Wednesday, October 6, 2010

Steam Aged Education #PLENK2010

The #PLENK2010 session today was about learning theories and employed a few allusions to the age of steam power. I like the analogies to the history of technology. Like the examples from the development of the printing press, examples of societal responses to steam technology can be instructive respecting the response to information and communication technology. Many institutional education activities are throwbacks or hold outs from an earlier era. Remnants of the industrial era that preceded this information era. Still people try to squeeze current experiences with learning into an older industrial model.

A while ago I read an article “Is IT Becoming Extinct” by Miguel Guhlin

The topic of In-house IT systems and the development of utility computing has been interesting. I like to chime in from my personal experience and reading of various sources, one being a book by Eric Larsen, in “Devil in the White City”. He describes a time when electrical service was new. There was a big debate about AC or DC electricity.

Many of the institutions in the early days of electricity had their own power generating plants. They employed many people who saw the switch to utility electricity as a great threat and passed around a lot of scare stories about how horrible it was and all the hazards.

Of course, the switch happened and not many institutions employ big groups of technical specialists to generate a private source of electricity. The naysayers lost all credibility and the whole specialization evolved.

Same thing with IT, utility computing is here. In spite of all the horror stories and manipulations of the tech elite, there is less and less reason to have a big group of specialists to operate expensive and clunky private networks.

As a teacher using a computer mediated approach over the last 10 years, I found myself “working around” IT a lot of the time. Many of the tech folks didn’t believe that computers should be used for the purpose of education even though they worked for educational institutions.

Nor did they think that teachers were capable of using technology and they reinforced that opinion by constantly undermining any effort teachers made to develop the necessary skills.

The cultural clashes between corporate IT and administration didn’t help either. Lots of energy was spent on those epic battles and teachers and students were a very minor consideration for all the espoused values of “Students are #1″ in every educational institutions mission and vision statement. The struggle for control and authority have resulted in most of the failures of education related technology innovation.

In-house, corporate IT is like the steam powered DC generating plants of 100 ago. Pretty much done. It is going to take a little while for the change but probably not as long as it took to switch to AC electricity. One of the benefits is that education is being transformed. Technology will accommodate education rather than the other way around.

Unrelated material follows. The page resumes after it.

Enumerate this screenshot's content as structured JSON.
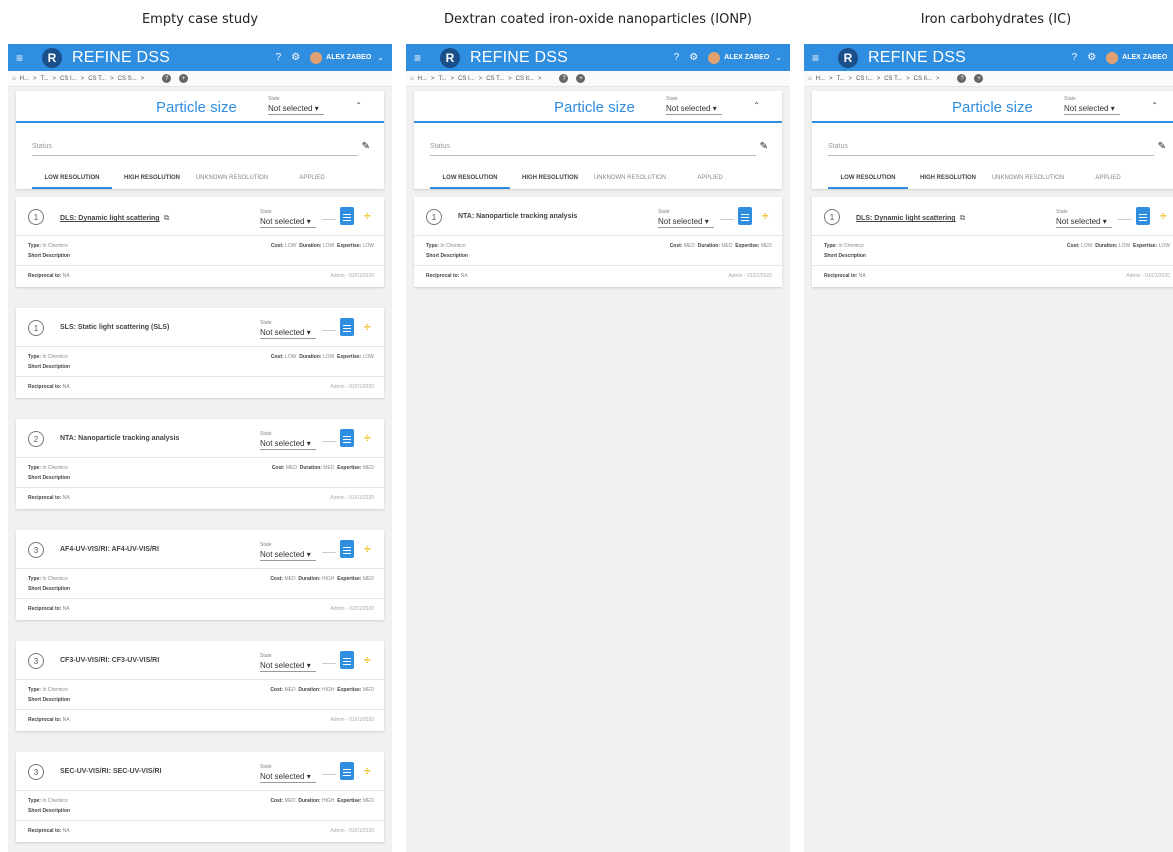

I know lots of teachers who just gave up on computers and the web and felt that they would never be able to develop the necessary skills. It was just so draining always having to get IT to open a port or set up file system or authorize access to a resource. So they stuck to Outlook, MS Word, Internet Explorer, the “approved tools”.

Happy to say that web based tools and cloud computing has made it incredibly easy for teachers to support learning in the digital era. All the alarmist rhetoric about identity theft, cyber-bullying, online predators etc. is being recognized as the last gasps of a system in transition, a struggle for control and authority.

Lots of the discussion about theories of learning support of the older institutional models and theories or education and they serve to entrench the hegemony of the system. For example the theory of Minimally Invasive Education doesn't get a lot of play in education circles because it disrupts some pretty deeply entrenched notions of the necessity of teachers, curriculum, and education system structure generally.

It is important to be able to sort out the the theories that are truly useful for learning and separate them from the theories that are more useful for supporting the status quo of Steam age Education.


Cris said...

So is a MOOC a good example of "minimally invasive education," Glen? I know we joked (I thought ;-) in our SL meeting that we'd see a lot more MOOCs when university administrators learned about them. $300 per 1300 participants probably beats the typical revenue.

Seriously, I really appreciate your point about the all-too-common IT tyranny and its effect on educational innovation. IT guys are usually either excited to help educators try out new cool technologies (these are the ones I take to lunch on Techie Day -- or they guard the access with firewalls and admin-only privileges to maintain status-quo and protect us from ourselves.

I'm still fuming because a tech admin at our state ed office refused to open ports for Second Life. "Debauchery" he called it. Then the CIO ruled and we could appear in SL but never got voice-over-IP working. Wonder why?

Web 2.0 is creating a minor revolution in K-12 education and I think that educators are scoring some big victories in earning the freedom to develop their own PLEs so they can model for and scaffold for students. This could be a window of opportunity for moving beyond "steam-aged" to new"codes of light" theories.

Unknown said...

Glen, the growing annoyance of teachers in New Zealand about the power of the in-house techie who limits and often goes slow on freeing up access to the internet repeats your concerns.

I hope the next year will see some of the "firewalls" of territorial control eroded away.